Comparing Radical Prostatectomy and Brachytherapy for Localized Prostate Cancer

September 01, 2004

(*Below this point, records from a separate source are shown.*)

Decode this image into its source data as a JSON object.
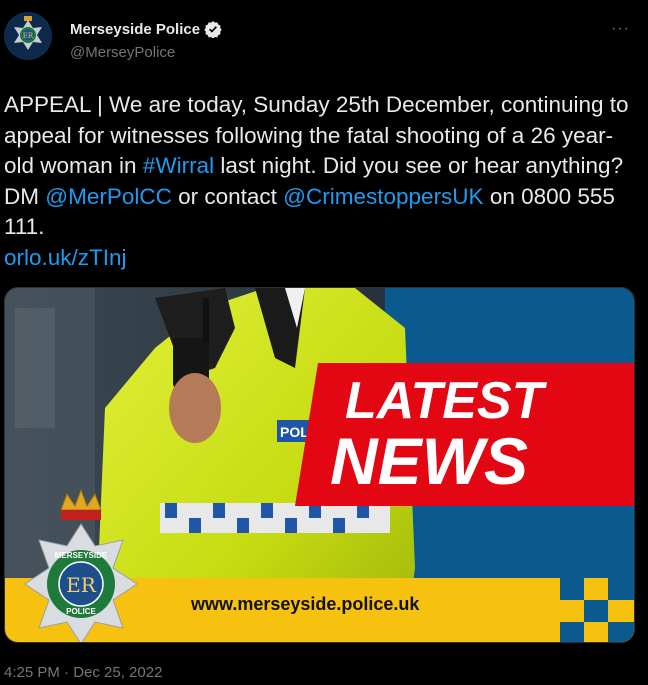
{
  "account": {
    "name": "Merseyside Police",
    "handle": "@MerseyPolice",
    "verified": true,
    "avatar_icon": "police-crest-icon"
  },
  "more_label": "···",
  "tweet": {
    "lead": "APPEAL | We are today, Sunday 25th December, continuing to appeal for witnesses following the fatal shooting of a 26 year-old woman in ",
    "hashtag": "#Wirral",
    "mid": " last night. Did you see or hear anything? DM  ",
    "mention1": "@MerPolCC",
    "mid2": " or contact ",
    "mention2": "@CrimestoppersUK",
    "tail": " on 0800 555 111.",
    "url": "orlo.uk/zTInj"
  },
  "media": {
    "headline_line1": "LATEST",
    "headline_line2": "NEWS",
    "website": "www.merseyside.police.uk",
    "badge_text_top": "MERSEYSIDE",
    "badge_text_bottom": "POLICE",
    "badge_monogram": "ER",
    "vest_badge": "POL",
    "colors": {
      "red": "#e30613",
      "yellow": "#f7c10f",
      "blue": "#0a5a8f",
      "hivis": "#d4ea1a"
    }
  },
  "timestamp": "4:25 PM · Dec 25, 2022"
}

Radical prostatectomy and ultrasound-guided transperinealbrachytherapy are both commonly used for the treatment of localizedprostate cancer. No randomized trials are available to compare thesemodalities. Therefore, the physician must rely on institutional reportsof results to determine which therapy is most effective. While some investigatorshave concluded that both therapies are effective, others haveconcluded that radical prostatectomy should remain the gold standardfor the treatment of this disease. This article reviews the major seriesavailable for both treatments and discusses the major controversiesinvolved in making these comparisons. The data indicate that for lowriskdisease, both treatments are effective, controlling disease in over80% of the cases, with no evidence to support the use of one treatmentover the other. Similarly, for intermediate-risk disease, the conclusionthat one treatment is superior to the other cannot be drawn. Brachytherapyshould be performed in conjunction with external-beam radiationtherapy in this group of patients. For patients with high-risk disease,neither treatment consistently achieves biochemical control rates above50%. Although radical prostatectomy and/or brachytherapy may playa role in the care of high-risk patients in the future, external-beamradiation therapy in combination with androgen deprivation has thebest track record to date.

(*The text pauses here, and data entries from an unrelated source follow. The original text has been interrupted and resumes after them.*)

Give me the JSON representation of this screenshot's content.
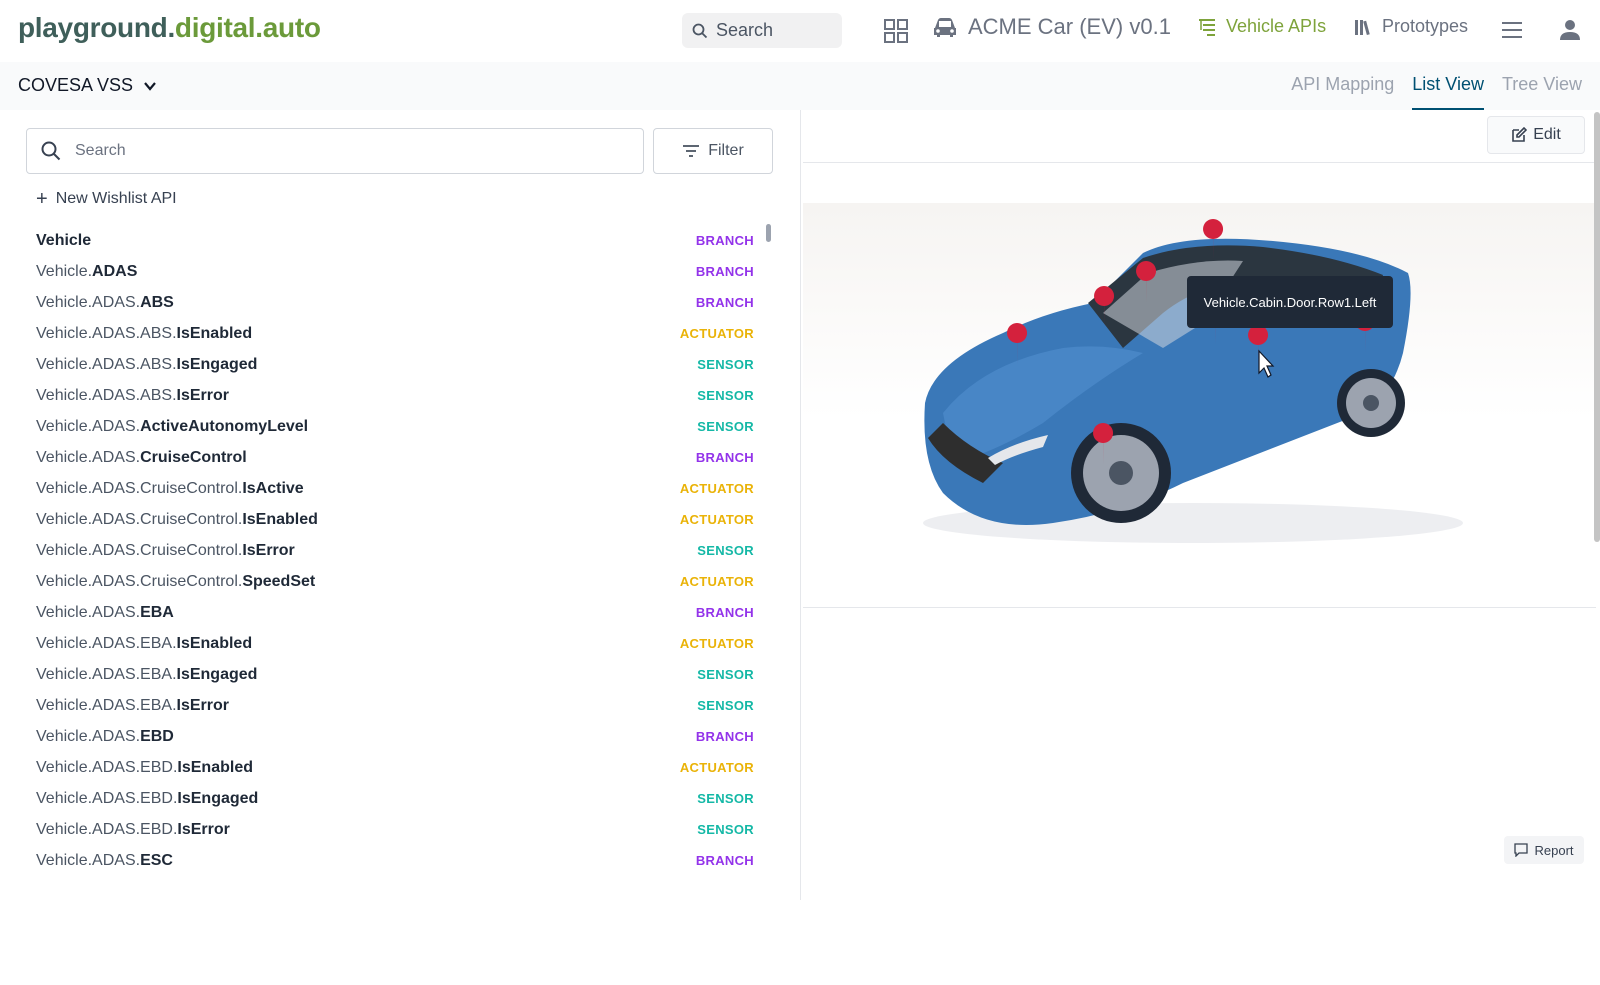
{
  "header": {
    "logo_part1": "playground.",
    "logo_part2": "digital.auto",
    "search_label": "Search",
    "car_name": "ACME Car (EV) v0.1",
    "nav_vehicle_apis": "Vehicle APIs",
    "nav_prototypes": "Prototypes"
  },
  "subbar": {
    "standard": "COVESA VSS",
    "tabs": [
      "API Mapping",
      "List View",
      "Tree View"
    ],
    "active_tab": "List View"
  },
  "left": {
    "search_placeholder": "Search",
    "filter_label": "Filter",
    "wishlist_label": "New Wishlist API",
    "apis": [
      {
        "prefix": "",
        "leaf": "Vehicle",
        "type": "BRANCH"
      },
      {
        "prefix": "Vehicle.",
        "leaf": "ADAS",
        "type": "BRANCH"
      },
      {
        "prefix": "Vehicle.ADAS.",
        "leaf": "ABS",
        "type": "BRANCH"
      },
      {
        "prefix": "Vehicle.ADAS.ABS.",
        "leaf": "IsEnabled",
        "type": "ACTUATOR"
      },
      {
        "prefix": "Vehicle.ADAS.ABS.",
        "leaf": "IsEngaged",
        "type": "SENSOR"
      },
      {
        "prefix": "Vehicle.ADAS.ABS.",
        "leaf": "IsError",
        "type": "SENSOR"
      },
      {
        "prefix": "Vehicle.ADAS.",
        "leaf": "ActiveAutonomyLevel",
        "type": "SENSOR"
      },
      {
        "prefix": "Vehicle.ADAS.",
        "leaf": "CruiseControl",
        "type": "BRANCH"
      },
      {
        "prefix": "Vehicle.ADAS.CruiseControl.",
        "leaf": "IsActive",
        "type": "ACTUATOR"
      },
      {
        "prefix": "Vehicle.ADAS.CruiseControl.",
        "leaf": "IsEnabled",
        "type": "ACTUATOR"
      },
      {
        "prefix": "Vehicle.ADAS.CruiseControl.",
        "leaf": "IsError",
        "type": "SENSOR"
      },
      {
        "prefix": "Vehicle.ADAS.CruiseControl.",
        "leaf": "SpeedSet",
        "type": "ACTUATOR"
      },
      {
        "prefix": "Vehicle.ADAS.",
        "leaf": "EBA",
        "type": "BRANCH"
      },
      {
        "prefix": "Vehicle.ADAS.EBA.",
        "leaf": "IsEnabled",
        "type": "ACTUATOR"
      },
      {
        "prefix": "Vehicle.ADAS.EBA.",
        "leaf": "IsEngaged",
        "type": "SENSOR"
      },
      {
        "prefix": "Vehicle.ADAS.EBA.",
        "leaf": "IsError",
        "type": "SENSOR"
      },
      {
        "prefix": "Vehicle.ADAS.",
        "leaf": "EBD",
        "type": "BRANCH"
      },
      {
        "prefix": "Vehicle.ADAS.EBD.",
        "leaf": "IsEnabled",
        "type": "ACTUATOR"
      },
      {
        "prefix": "Vehicle.ADAS.EBD.",
        "leaf": "IsEngaged",
        "type": "SENSOR"
      },
      {
        "prefix": "Vehicle.ADAS.EBD.",
        "leaf": "IsError",
        "type": "SENSOR"
      },
      {
        "prefix": "Vehicle.ADAS.",
        "leaf": "ESC",
        "type": "BRANCH"
      }
    ]
  },
  "right": {
    "edit_label": "Edit",
    "tooltip": "Vehicle.Cabin.Door.Row1.Left",
    "report_label": "Report"
  },
  "colors": {
    "brand_dark": "#3f5f5a",
    "brand_green": "#6b9a3a",
    "active_tab": "#005072",
    "branch": "#9333ea",
    "actuator": "#eab308",
    "sensor": "#14b8a6",
    "pin": "#d4213d",
    "car_body": "#3a78b8"
  }
}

Routine 3D Treatment Planning: Opportunities, Challenges, and Hazards

August 01, 2000

Three-dimensional (3D) treatment planning refers to the use of software and hardware tools to design and implement more accurate and conformal radiation therapy. This is a major advance in oncology that should lead to

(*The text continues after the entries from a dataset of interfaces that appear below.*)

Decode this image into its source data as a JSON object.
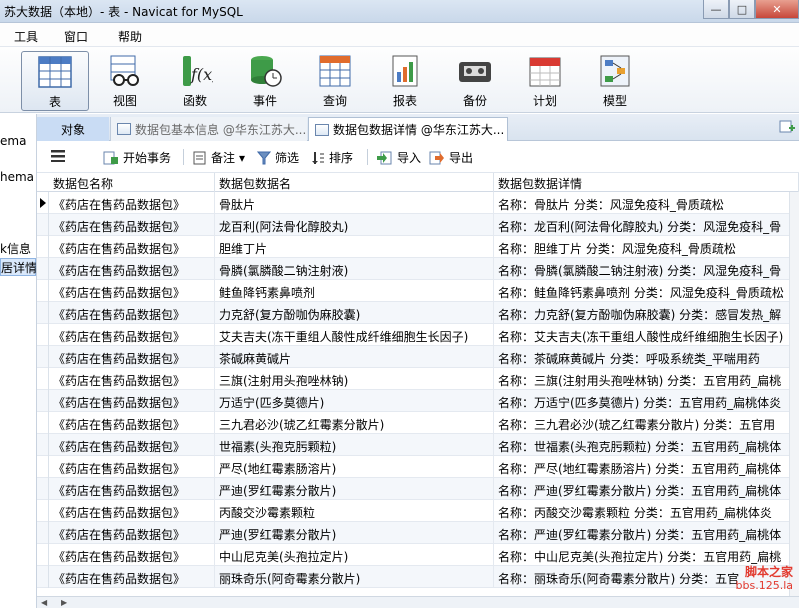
{
  "window": {
    "title": "苏大数据（本地）- 表 - Navicat for MySQL",
    "buttons": {
      "minimize": "—",
      "maximize": "□",
      "close": "✕"
    }
  },
  "menu": {
    "items": [
      "工具",
      "窗口",
      "帮助"
    ]
  },
  "toolbar": {
    "tools": [
      {
        "label": "表",
        "icon": "table-icon",
        "active": true
      },
      {
        "label": "视图",
        "icon": "view-icon"
      },
      {
        "label": "函数",
        "icon": "function-icon"
      },
      {
        "label": "事件",
        "icon": "event-icon"
      },
      {
        "label": "查询",
        "icon": "query-icon"
      },
      {
        "label": "报表",
        "icon": "report-icon"
      },
      {
        "label": "备份",
        "icon": "backup-icon"
      },
      {
        "label": "计划",
        "icon": "schedule-icon"
      },
      {
        "label": "模型",
        "icon": "model-icon"
      }
    ]
  },
  "left_pane": {
    "items": [
      "ema",
      "hema",
      "k信息",
      "居详情"
    ]
  },
  "tabs": {
    "object": "对象",
    "tab1": "数据包基本信息 @华东江苏大...",
    "tab2": "数据包数据详情 @华东江苏大..."
  },
  "actions": {
    "begin_transaction": "开始事务",
    "memo": "备注",
    "memo_arrow": "▾",
    "filter": "筛选",
    "sort": "排序",
    "import": "导入",
    "export": "导出"
  },
  "grid": {
    "columns": [
      "数据包名称",
      "数据包数据名",
      "数据包数据详情"
    ],
    "rows": [
      [
        "《药店在售药品数据包》",
        "骨肽片",
        "名称：骨肽片    分类：风湿免疫科_骨质疏松"
      ],
      [
        "《药店在售药品数据包》",
        "龙百利(阿法骨化醇胶丸)",
        "名称：龙百利(阿法骨化醇胶丸)    分类：风湿免疫科_骨"
      ],
      [
        "《药店在售药品数据包》",
        "胆维丁片",
        "名称：胆维丁片    分类：风湿免疫科_骨质疏松"
      ],
      [
        "《药店在售药品数据包》",
        "骨膦(氯膦酸二钠注射液)",
        "名称：骨膦(氯膦酸二钠注射液)    分类：风湿免疫科_骨"
      ],
      [
        "《药店在售药品数据包》",
        "鲑鱼降钙素鼻喷剂",
        "名称：鲑鱼降钙素鼻喷剂    分类：风湿免疫科_骨质疏松"
      ],
      [
        "《药店在售药品数据包》",
        "力克舒(复方酚咖伪麻胶囊)",
        "名称：力克舒(复方酚咖伪麻胶囊)    分类：感冒发热_解"
      ],
      [
        "《药店在售药品数据包》",
        "艾夫吉夫(冻干重组人酸性成纤维细胞生长因子)",
        "名称：艾夫吉夫(冻干重组人酸性成纤维细胞生长因子)"
      ],
      [
        "《药店在售药品数据包》",
        "茶碱麻黄碱片",
        "名称：茶碱麻黄碱片    分类：呼吸系统类_平喘用药"
      ],
      [
        "《药店在售药品数据包》",
        "三旗(注射用头孢唑林钠)",
        "名称：三旗(注射用头孢唑林钠)    分类：五官用药_扁桃"
      ],
      [
        "《药店在售药品数据包》",
        "万适宁(匹多莫德片)",
        "名称：万适宁(匹多莫德片)    分类：五官用药_扁桃体炎"
      ],
      [
        "《药店在售药品数据包》",
        "三九君必沙(琥乙红霉素分散片)",
        "名称：三九君必沙(琥乙红霉素分散片)    分类：五官用"
      ],
      [
        "《药店在售药品数据包》",
        "世福素(头孢克肟颗粒)",
        "名称：世福素(头孢克肟颗粒)    分类：五官用药_扁桃体"
      ],
      [
        "《药店在售药品数据包》",
        "严尽(地红霉素肠溶片)",
        "名称：严尽(地红霉素肠溶片)    分类：五官用药_扁桃体"
      ],
      [
        "《药店在售药品数据包》",
        "严迪(罗红霉素分散片)",
        "名称：严迪(罗红霉素分散片)    分类：五官用药_扁桃体"
      ],
      [
        "《药店在售药品数据包》",
        "丙酸交沙霉素颗粒",
        "名称：丙酸交沙霉素颗粒    分类：五官用药_扁桃体炎"
      ],
      [
        "《药店在售药品数据包》",
        "严迪(罗红霉素分散片)",
        "名称：严迪(罗红霉素分散片)    分类：五官用药_扁桃体"
      ],
      [
        "《药店在售药品数据包》",
        "中山尼克美(头孢拉定片)",
        "名称：中山尼克美(头孢拉定片)    分类：五官用药_扁桃"
      ],
      [
        "《药店在售药品数据包》",
        "丽珠奇乐(阿奇霉素分散片)",
        "名称：丽珠奇乐(阿奇霉素分散片)    分类：五官"
      ]
    ]
  },
  "statusbar": {
    "left_arrow": "◀",
    "right_arrow": "▶"
  },
  "watermark": {
    "line1": "脚本之家",
    "line2": "bbs.125.la"
  }
}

Mounting Evidence for Postmastectomy Locoregional Radiation Therapy

August 01, 1999

Postmastectomy locoregional radiation therapy markedly reduces the risk of locoregional recurrence. Several randomized trials, including two recently updated studies with 10- to 15-year follow-up, demonstrate an

Lumpectomy With and Without Radiation for Early-Stage Breast Cancer and DCIS

September 01, 1997

Breast-conserving therapy with lumpectomy and breast irradiation is an accepted standard treatment for patients with early-stage invasive breast cancer or ductal carcinoma in situ (DCIS). For both diseases, investigators have tried to identify subgroups of patients who can be "safely" treated with lumpectomy without radiation. Some data suggest that it may be reasonable to omit radiation therapy in patients with small, low-grade invasive or noninvasive tumors and/or in "elderly" patients. Additional studies are needed to better identify criteria to prospectively select appropriate patients for treatment with lumpectomy alone. [ONCOLOGY 11(9):1361-1374, 1997]